### Problem
Retype each entry below exactly. Do not carry any image over.
------ Dataset entries
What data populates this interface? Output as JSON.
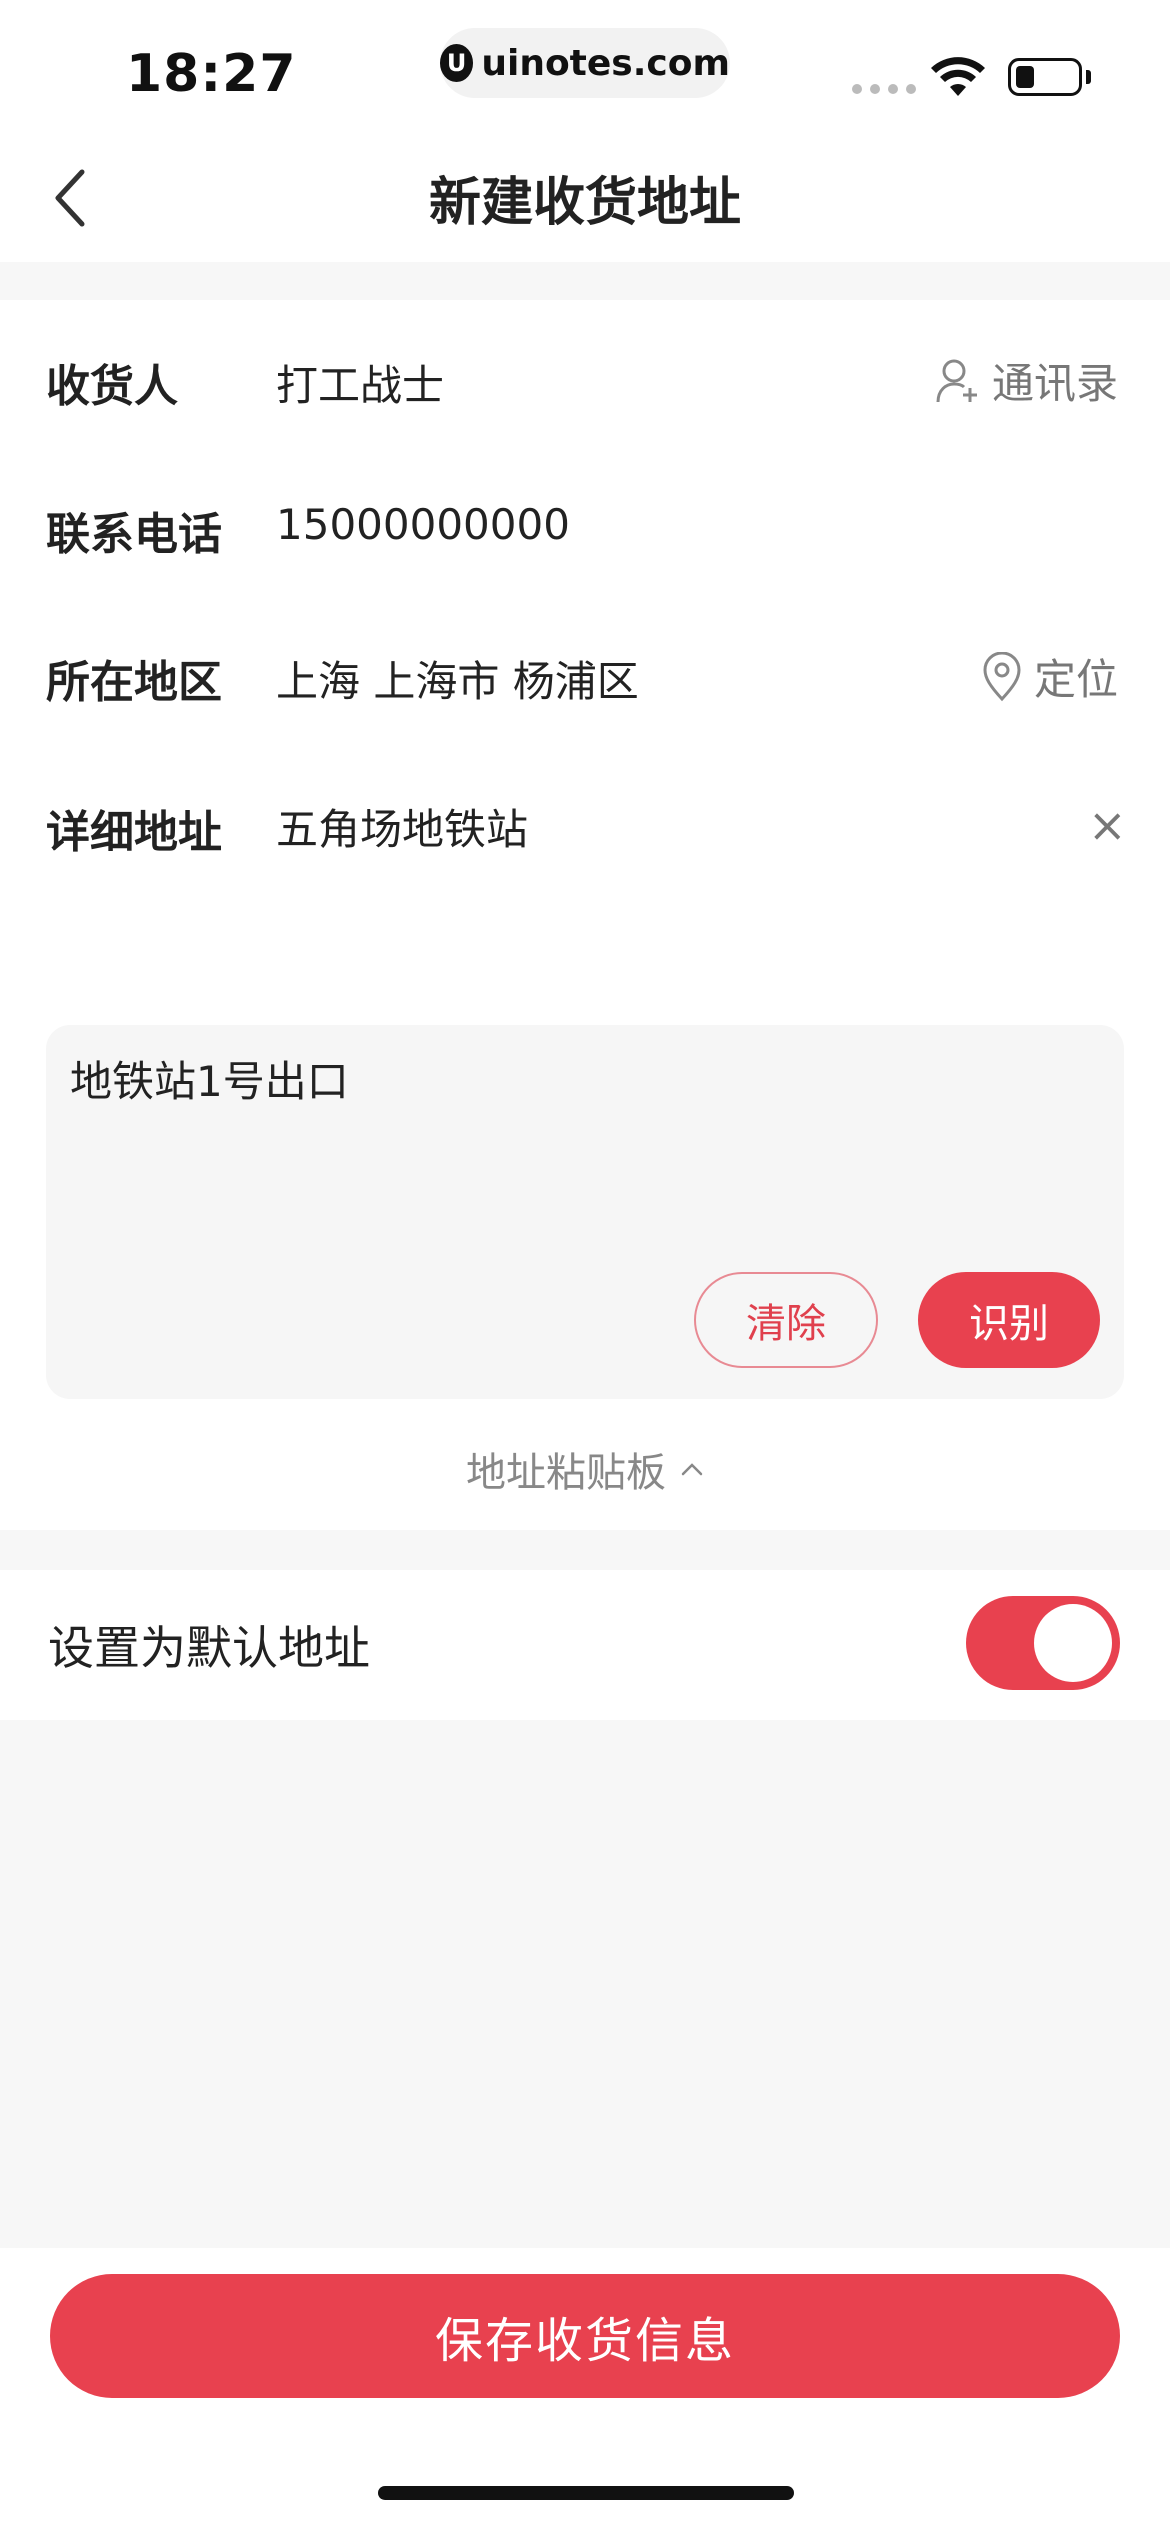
{
  "status_bar": {
    "time": "18:27",
    "url": "uinotes.com",
    "url_logo_char": "U"
  },
  "nav": {
    "title": "新建收货地址",
    "back_icon": "chevron-left-icon"
  },
  "form": {
    "receiver": {
      "label": "收货人",
      "value": "打工战士",
      "action": "通讯录"
    },
    "phone": {
      "label": "联系电话",
      "value": "15000000000"
    },
    "region": {
      "label": "所在地区",
      "value": "上海 上海市 杨浦区",
      "action": "定位"
    },
    "address": {
      "label": "详细地址",
      "value": "五角场地铁站",
      "clear_icon": "×"
    }
  },
  "clipboard": {
    "text": "地铁站1号出口",
    "clear_label": "清除",
    "recognize_label": "识别",
    "toggle_label": "地址粘贴板"
  },
  "default_address": {
    "label": "设置为默认地址",
    "enabled": true
  },
  "footer": {
    "save_label": "保存收货信息"
  },
  "colors": {
    "accent": "#e8414f",
    "page_bg": "#f7f7f7",
    "muted": "#777777"
  }
}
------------
### Response to this task
What data populates this interface? Output as JSON.
{
  "status_bar": {
    "time": "18:27",
    "url": "uinotes.com",
    "url_logo_char": "U"
  },
  "nav": {
    "title": "新建收货地址",
    "back_icon": "chevron-left-icon"
  },
  "form": {
    "receiver": {
      "label": "收货人",
      "value": "打工战士",
      "action": "通讯录"
    },
    "phone": {
      "label": "联系电话",
      "value": "15000000000"
    },
    "region": {
      "label": "所在地区",
      "value": "上海 上海市 杨浦区",
      "action": "定位"
    },
    "address": {
      "label": "详细地址",
      "value": "五角场地铁站",
      "clear_icon": "×"
    }
  },
  "clipboard": {
    "text": "地铁站1号出口",
    "clear_label": "清除",
    "recognize_label": "识别",
    "toggle_label": "地址粘贴板"
  },
  "default_address": {
    "label": "设置为默认地址",
    "enabled": true
  },
  "footer": {
    "save_label": "保存收货信息"
  },
  "colors": {
    "accent": "#e8414f",
    "page_bg": "#f7f7f7",
    "muted": "#777777"
  }
}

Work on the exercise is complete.